▶ Stored data

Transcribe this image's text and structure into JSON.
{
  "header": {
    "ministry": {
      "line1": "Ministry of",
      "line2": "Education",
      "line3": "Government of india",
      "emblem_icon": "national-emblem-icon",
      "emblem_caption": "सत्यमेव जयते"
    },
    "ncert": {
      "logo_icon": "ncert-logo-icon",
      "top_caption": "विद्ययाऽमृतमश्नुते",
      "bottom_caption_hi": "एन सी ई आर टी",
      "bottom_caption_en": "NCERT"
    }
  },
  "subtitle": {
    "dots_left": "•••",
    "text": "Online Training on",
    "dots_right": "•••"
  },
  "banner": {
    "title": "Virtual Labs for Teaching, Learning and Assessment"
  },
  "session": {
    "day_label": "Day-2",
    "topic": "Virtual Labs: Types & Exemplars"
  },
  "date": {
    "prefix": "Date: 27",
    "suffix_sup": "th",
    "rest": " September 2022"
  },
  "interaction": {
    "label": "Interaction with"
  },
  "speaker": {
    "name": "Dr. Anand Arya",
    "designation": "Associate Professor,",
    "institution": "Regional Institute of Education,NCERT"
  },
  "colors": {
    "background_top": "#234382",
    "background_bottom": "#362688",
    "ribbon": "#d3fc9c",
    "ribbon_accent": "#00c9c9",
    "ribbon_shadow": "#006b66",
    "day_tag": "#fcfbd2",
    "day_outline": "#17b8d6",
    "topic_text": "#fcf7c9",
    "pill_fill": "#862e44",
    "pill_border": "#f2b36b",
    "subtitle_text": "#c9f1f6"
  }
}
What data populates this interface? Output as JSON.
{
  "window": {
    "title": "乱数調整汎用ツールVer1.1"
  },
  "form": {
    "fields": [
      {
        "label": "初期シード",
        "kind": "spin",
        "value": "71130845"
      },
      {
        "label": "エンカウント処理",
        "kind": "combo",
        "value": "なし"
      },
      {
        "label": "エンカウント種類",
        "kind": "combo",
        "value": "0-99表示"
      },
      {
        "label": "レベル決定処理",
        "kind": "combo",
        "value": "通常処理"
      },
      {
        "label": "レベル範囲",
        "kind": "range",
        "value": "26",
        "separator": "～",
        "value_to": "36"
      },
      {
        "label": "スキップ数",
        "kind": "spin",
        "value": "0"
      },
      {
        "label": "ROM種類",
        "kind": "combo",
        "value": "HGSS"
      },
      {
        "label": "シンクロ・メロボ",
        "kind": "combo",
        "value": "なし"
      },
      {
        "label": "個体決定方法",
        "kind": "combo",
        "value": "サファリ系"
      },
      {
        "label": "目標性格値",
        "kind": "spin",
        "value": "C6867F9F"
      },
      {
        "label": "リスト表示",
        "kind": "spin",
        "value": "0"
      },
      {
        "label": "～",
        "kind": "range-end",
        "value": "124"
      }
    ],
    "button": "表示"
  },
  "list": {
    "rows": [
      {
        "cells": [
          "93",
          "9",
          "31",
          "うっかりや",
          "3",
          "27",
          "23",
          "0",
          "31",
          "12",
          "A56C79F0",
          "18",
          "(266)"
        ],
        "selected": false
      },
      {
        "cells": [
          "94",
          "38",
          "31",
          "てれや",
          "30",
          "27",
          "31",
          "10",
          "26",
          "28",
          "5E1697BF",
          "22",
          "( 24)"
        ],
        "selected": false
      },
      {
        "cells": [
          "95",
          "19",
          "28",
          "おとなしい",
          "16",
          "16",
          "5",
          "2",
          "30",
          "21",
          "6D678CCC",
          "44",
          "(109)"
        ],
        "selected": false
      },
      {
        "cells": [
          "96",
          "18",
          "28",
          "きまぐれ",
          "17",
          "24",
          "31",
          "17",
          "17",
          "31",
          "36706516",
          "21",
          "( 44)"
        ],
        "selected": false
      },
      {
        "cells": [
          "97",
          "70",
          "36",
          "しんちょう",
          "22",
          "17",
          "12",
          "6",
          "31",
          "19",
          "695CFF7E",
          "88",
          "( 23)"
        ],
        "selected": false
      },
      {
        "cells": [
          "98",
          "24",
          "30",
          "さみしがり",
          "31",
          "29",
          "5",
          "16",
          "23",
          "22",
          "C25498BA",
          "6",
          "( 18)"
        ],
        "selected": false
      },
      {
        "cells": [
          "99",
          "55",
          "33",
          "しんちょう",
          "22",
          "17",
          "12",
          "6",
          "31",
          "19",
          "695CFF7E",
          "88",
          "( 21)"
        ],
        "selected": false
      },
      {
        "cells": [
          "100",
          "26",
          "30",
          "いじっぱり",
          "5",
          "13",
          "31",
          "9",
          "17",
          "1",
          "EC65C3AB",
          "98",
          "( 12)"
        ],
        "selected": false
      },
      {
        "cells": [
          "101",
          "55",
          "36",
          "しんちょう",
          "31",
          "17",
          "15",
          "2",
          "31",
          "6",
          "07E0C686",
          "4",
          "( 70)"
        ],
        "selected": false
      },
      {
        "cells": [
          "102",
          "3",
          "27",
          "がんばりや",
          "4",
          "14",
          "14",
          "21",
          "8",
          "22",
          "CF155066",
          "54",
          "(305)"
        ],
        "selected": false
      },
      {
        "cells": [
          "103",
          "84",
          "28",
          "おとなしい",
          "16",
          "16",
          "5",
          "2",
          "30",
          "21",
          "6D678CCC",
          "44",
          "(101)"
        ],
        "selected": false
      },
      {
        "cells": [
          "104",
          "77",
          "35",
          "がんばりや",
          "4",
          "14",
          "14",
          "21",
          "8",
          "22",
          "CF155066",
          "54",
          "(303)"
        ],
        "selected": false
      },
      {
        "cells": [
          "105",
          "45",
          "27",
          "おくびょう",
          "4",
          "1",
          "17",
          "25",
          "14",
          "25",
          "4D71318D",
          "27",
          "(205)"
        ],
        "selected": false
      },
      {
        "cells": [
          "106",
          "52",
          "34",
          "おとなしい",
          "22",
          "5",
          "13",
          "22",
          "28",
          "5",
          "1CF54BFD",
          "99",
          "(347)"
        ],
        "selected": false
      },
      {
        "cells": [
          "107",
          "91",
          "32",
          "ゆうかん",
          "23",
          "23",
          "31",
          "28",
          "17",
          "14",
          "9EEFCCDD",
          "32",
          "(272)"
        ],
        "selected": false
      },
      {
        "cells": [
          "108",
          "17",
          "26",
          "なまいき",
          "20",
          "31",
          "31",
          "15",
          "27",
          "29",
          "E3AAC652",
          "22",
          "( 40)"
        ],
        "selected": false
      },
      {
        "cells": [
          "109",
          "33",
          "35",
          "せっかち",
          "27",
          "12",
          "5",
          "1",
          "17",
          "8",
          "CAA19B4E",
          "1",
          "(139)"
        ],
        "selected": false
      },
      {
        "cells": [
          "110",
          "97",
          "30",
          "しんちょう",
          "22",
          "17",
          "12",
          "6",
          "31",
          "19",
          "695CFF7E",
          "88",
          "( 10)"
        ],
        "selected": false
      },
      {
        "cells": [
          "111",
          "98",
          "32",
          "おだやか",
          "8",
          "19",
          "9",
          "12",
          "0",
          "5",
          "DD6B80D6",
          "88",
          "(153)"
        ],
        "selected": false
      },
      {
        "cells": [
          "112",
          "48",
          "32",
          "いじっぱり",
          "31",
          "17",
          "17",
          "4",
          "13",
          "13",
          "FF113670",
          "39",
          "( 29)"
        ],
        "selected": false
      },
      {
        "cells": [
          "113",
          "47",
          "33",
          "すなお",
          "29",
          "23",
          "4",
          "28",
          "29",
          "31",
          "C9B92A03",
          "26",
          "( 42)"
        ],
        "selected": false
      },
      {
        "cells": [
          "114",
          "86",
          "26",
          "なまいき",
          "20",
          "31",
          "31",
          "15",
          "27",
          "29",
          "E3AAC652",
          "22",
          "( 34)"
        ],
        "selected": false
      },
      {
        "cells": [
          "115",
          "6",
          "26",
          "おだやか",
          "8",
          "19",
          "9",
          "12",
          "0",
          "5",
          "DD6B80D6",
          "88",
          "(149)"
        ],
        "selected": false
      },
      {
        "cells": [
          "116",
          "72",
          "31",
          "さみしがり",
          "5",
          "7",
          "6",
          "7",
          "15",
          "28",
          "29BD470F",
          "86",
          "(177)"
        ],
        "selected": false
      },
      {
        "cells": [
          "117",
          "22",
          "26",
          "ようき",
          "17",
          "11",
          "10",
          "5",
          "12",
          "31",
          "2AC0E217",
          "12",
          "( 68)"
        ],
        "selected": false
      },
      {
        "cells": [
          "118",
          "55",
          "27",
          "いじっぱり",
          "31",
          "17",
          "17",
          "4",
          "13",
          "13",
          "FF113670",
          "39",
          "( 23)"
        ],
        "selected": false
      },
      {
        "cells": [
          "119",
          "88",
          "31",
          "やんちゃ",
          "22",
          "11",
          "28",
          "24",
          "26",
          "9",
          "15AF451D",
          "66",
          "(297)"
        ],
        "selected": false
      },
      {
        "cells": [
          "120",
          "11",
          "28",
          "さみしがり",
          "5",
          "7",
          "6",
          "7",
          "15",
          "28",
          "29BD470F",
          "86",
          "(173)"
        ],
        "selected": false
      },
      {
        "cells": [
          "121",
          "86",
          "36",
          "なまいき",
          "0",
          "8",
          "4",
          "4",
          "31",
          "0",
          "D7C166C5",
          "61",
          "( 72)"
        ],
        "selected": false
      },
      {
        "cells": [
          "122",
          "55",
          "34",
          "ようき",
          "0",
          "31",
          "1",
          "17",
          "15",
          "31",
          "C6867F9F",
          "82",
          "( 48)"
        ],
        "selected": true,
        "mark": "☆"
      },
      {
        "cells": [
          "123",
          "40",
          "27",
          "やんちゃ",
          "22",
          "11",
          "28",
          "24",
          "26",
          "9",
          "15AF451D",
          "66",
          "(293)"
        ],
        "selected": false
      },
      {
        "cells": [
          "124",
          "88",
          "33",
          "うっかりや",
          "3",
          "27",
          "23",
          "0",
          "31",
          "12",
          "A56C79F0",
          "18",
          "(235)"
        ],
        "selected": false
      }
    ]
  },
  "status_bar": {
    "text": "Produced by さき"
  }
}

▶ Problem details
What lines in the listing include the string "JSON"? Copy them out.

▶ Result below
Transcribe this image's text and structure into JSON.
What data populates this interface? Output as JSON.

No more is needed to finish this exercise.